■ Task brief
Report each line of the data below in which "vkontakte" appears.
##### Material to process
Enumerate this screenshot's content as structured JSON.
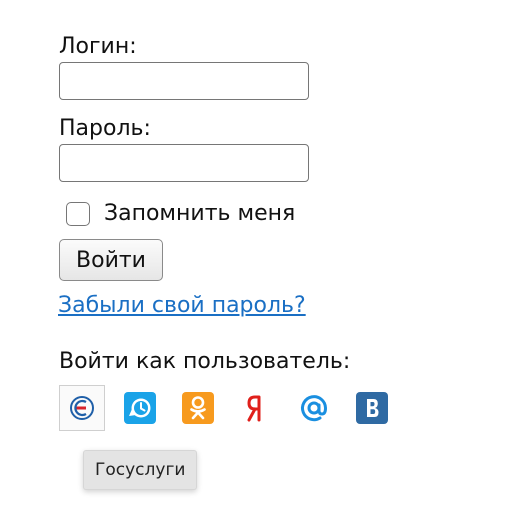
{
  "form": {
    "login_label": "Логин:",
    "login_value": "",
    "password_label": "Пароль:",
    "password_value": "",
    "remember_label": "Запомнить меня",
    "remember_checked": false,
    "submit_label": "Войти",
    "forgot_link": "Забыли свой пароль?"
  },
  "social": {
    "heading": "Войти как пользователь:",
    "providers": [
      {
        "name": "gosuslugi",
        "icon": "gosuslugi-icon",
        "selected": true
      },
      {
        "name": "livejournal",
        "icon": "livejournal-icon",
        "selected": false
      },
      {
        "name": "odnoklassniki",
        "icon": "odnoklassniki-icon",
        "selected": false
      },
      {
        "name": "yandex",
        "icon": "yandex-icon",
        "selected": false
      },
      {
        "name": "mailru",
        "icon": "mailru-icon",
        "selected": false
      },
      {
        "name": "vkontakte",
        "icon": "vkontakte-icon",
        "selected": false
      }
    ],
    "tooltip": "Госуслуги"
  },
  "colors": {
    "link": "#1a6fc4",
    "livejournal": "#1aa3e8",
    "odnoklassniki": "#f79a1e",
    "yandex": "#e0201b",
    "mailru": "#1a8fe0",
    "vkontakte": "#2f6aa3",
    "gosuslugi_blue": "#1f5fa8",
    "gosuslugi_red": "#d8232a"
  }
}
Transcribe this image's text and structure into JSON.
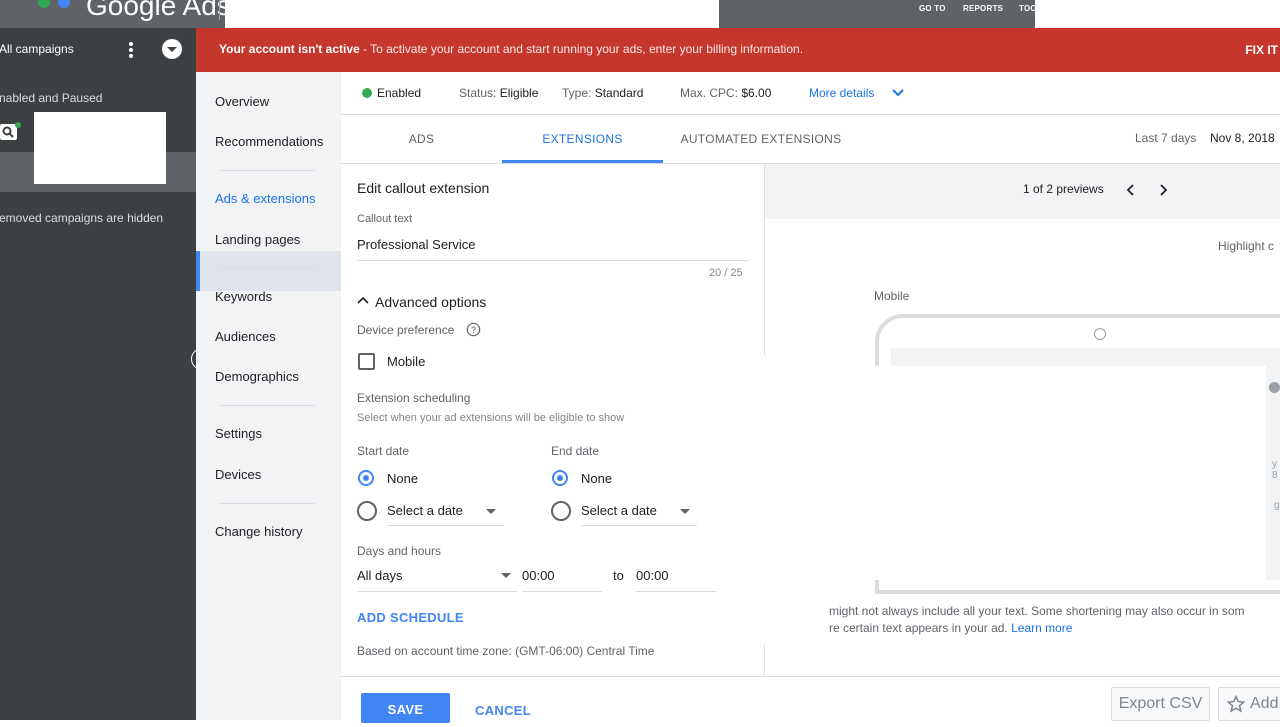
{
  "topbar": {
    "app_name": "Google Ads",
    "nav": [
      "GO TO",
      "REPORTS",
      "TOO"
    ]
  },
  "sidebar": {
    "scope_label": "All campaigns",
    "filter_label": "nabled and Paused",
    "hidden_note": "emoved campaigns are hidden"
  },
  "banner": {
    "bold": "Your account isn't active",
    "message": " - To activate your account and start running your ads, enter your billing information.",
    "action": "FIX IT"
  },
  "page_menu": {
    "items": [
      "Overview",
      "Recommendations",
      "Ads & extensions",
      "Landing pages",
      "Keywords",
      "Audiences",
      "Demographics",
      "Settings",
      "Devices",
      "Change history"
    ]
  },
  "status_row": {
    "enabled": "Enabled",
    "status_label": "Status:",
    "status_value": "Eligible",
    "type_label": "Type:",
    "type_value": "Standard",
    "cpc_label": "Max. CPC:",
    "cpc_value": "$6.00",
    "more": "More details"
  },
  "tabs": {
    "items": [
      "ADS",
      "EXTENSIONS",
      "AUTOMATED EXTENSIONS"
    ],
    "active": "EXTENSIONS",
    "range_label": "Last 7 days",
    "range_value": "Nov 8, 2018"
  },
  "edit": {
    "title": "Edit callout extension",
    "callout_label": "Callout text",
    "callout_value": "Professional Service",
    "char_count": "20 / 25",
    "advanced": "Advanced options",
    "device_pref": "Device preference",
    "mobile": "Mobile",
    "scheduling": "Extension scheduling",
    "scheduling_help": "Select when your ad extensions will be eligible to show",
    "start_date": "Start date",
    "end_date": "End date",
    "none": "None",
    "select_date": "Select a date",
    "days_hours": "Days and hours",
    "days_value": "All days",
    "from_time": "00:00",
    "to": "to",
    "to_time": "00:00",
    "add_schedule": "ADD SCHEDULE",
    "timezone": "Based on account time zone: (GMT-06:00) Central Time"
  },
  "preview": {
    "counter": "1 of 2 previews",
    "highlight": "Highlight c",
    "device": "Mobile",
    "note_1": "might not always include all your text. Some shortening may also occur in som",
    "note_2": "re certain text appears in your ad.",
    "learn_more": "Learn more",
    "side_frag_1": "y 8",
    "side_frag_2": "g"
  },
  "footer": {
    "save": "SAVE",
    "cancel": "CANCEL",
    "export": "Export CSV",
    "add": "Add"
  },
  "colors": {
    "banner": "#c5372c",
    "accent": "#4285f4",
    "enabled_dot": "#34a853",
    "sidebar": "#3c4043"
  }
}
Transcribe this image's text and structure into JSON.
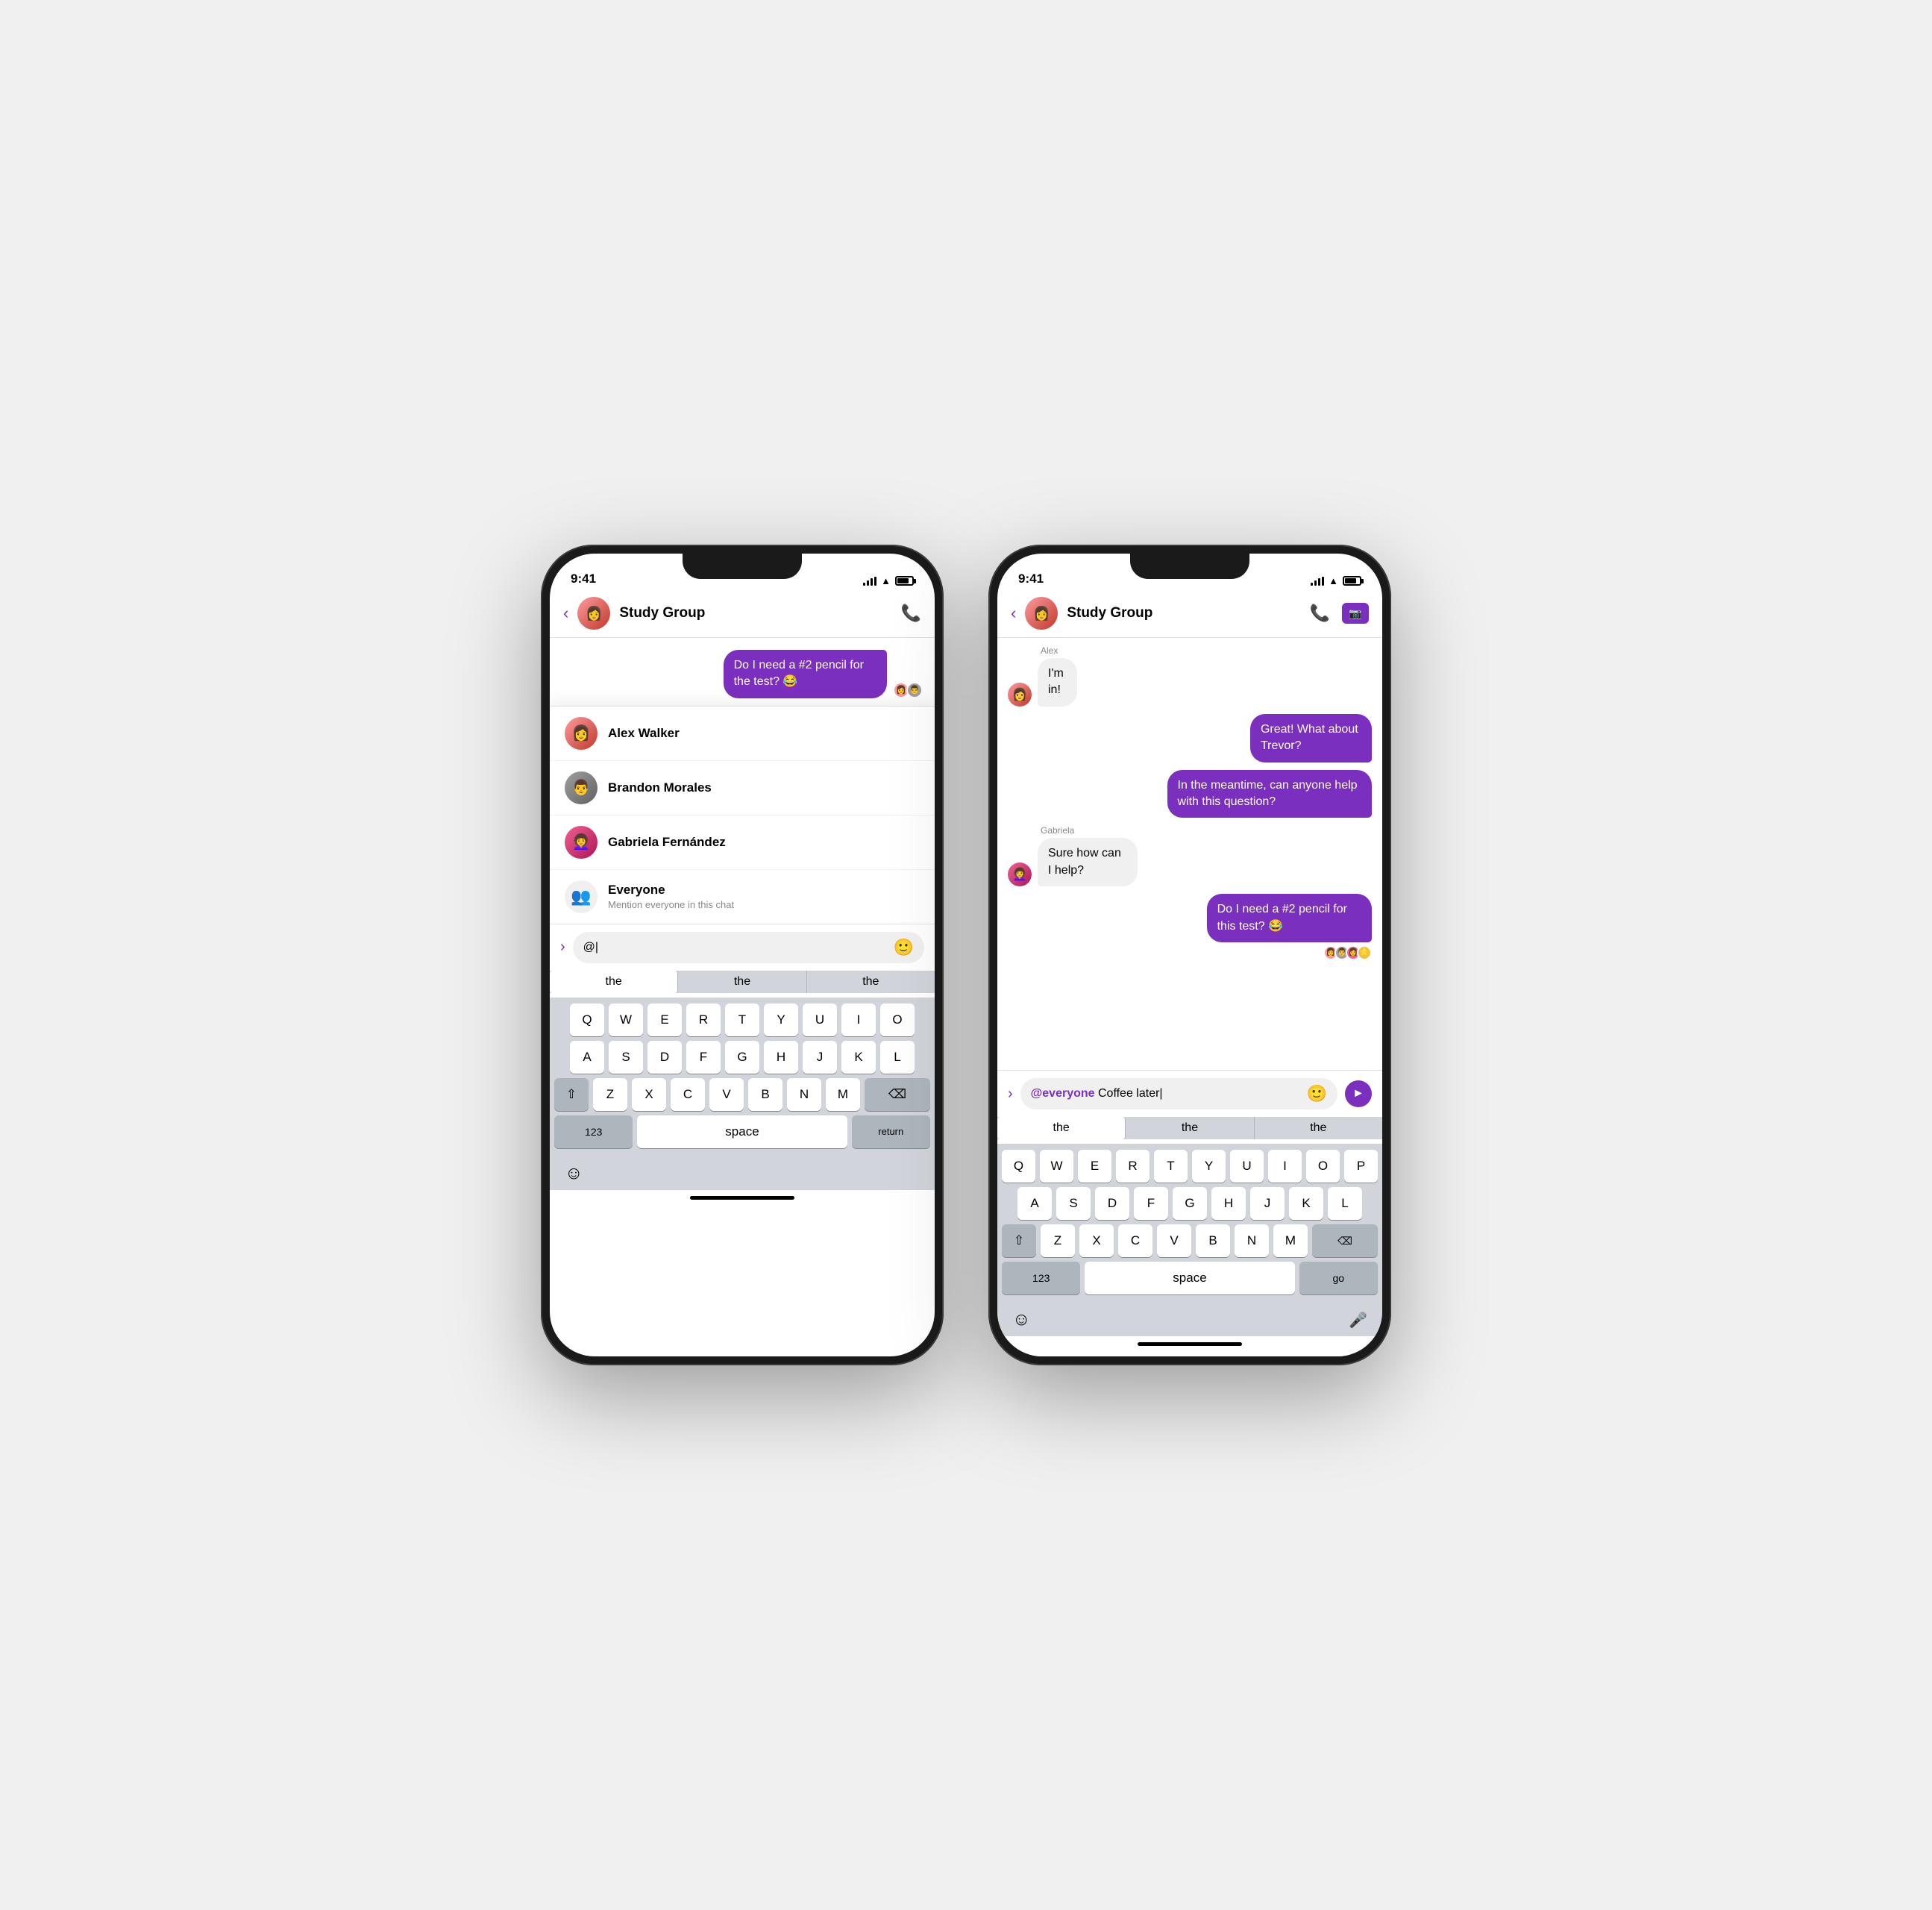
{
  "phone1": {
    "status": {
      "time": "9:41",
      "battery": "80"
    },
    "nav": {
      "title": "Study Group",
      "back_label": "‹"
    },
    "chat_message": {
      "text": "Do I need a #2 pencil for the test? 😂",
      "type": "outgoing"
    },
    "mention_list": {
      "items": [
        {
          "name": "Alex Walker",
          "avatar_emoji": "👩"
        },
        {
          "name": "Brandon Morales",
          "avatar_emoji": "👨"
        },
        {
          "name": "Gabriela Fernández",
          "avatar_emoji": "👩‍🦱"
        },
        {
          "name": "Everyone",
          "subtitle": "Mention everyone in this chat",
          "is_group": true
        }
      ]
    },
    "input": {
      "value": "@",
      "placeholder": "@"
    },
    "keyboard": {
      "suggestions": [
        "the",
        "the",
        "the"
      ],
      "rows": [
        [
          "Q",
          "W",
          "E",
          "R",
          "T",
          "Y",
          "U",
          "I",
          "O"
        ],
        [
          "A",
          "S",
          "D",
          "F",
          "G",
          "H",
          "J",
          "K",
          "L"
        ],
        [
          "Z",
          "X",
          "C",
          "V",
          "B",
          "N",
          "M"
        ],
        [
          "123",
          "space",
          "⌫"
        ]
      ]
    },
    "bottom_actions": {
      "emoji": "☺"
    }
  },
  "phone2": {
    "status": {
      "time": "9:41"
    },
    "nav": {
      "title": "Study Group",
      "back_label": "‹"
    },
    "messages": [
      {
        "sender": "Alex",
        "text": "I'm in!",
        "type": "incoming",
        "avatar": "alex"
      },
      {
        "text": "Great! What about Trevor?",
        "type": "outgoing"
      },
      {
        "text": "In the meantime, can anyone help with this question?",
        "type": "outgoing"
      },
      {
        "sender": "Gabriela",
        "text": "Sure how can I help?",
        "type": "incoming",
        "avatar": "gabriela"
      },
      {
        "text": "Do I need a #2 pencil for this test? 😂",
        "type": "outgoing",
        "reactions": true
      }
    ],
    "input": {
      "value": "@everyone Coffee later|",
      "mention_part": "@everyone",
      "text_part": " Coffee later"
    },
    "keyboard": {
      "suggestions": [
        "the",
        "the",
        "the"
      ],
      "rows": [
        [
          "Q",
          "W",
          "E",
          "R",
          "T",
          "Y",
          "U",
          "I",
          "O",
          "P"
        ],
        [
          "A",
          "S",
          "D",
          "F",
          "G",
          "H",
          "J",
          "K",
          "L"
        ],
        [
          "Z",
          "X",
          "C",
          "V",
          "B",
          "N",
          "M"
        ],
        [
          "123",
          "space",
          "go"
        ]
      ]
    },
    "bottom_actions": {
      "emoji": "☺",
      "mic": "🎤"
    }
  }
}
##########
■ Completed task
        "name": "vkontakte",
        "icon": "vkontakte-icon",
    "vkontakte": "#2f6aa3",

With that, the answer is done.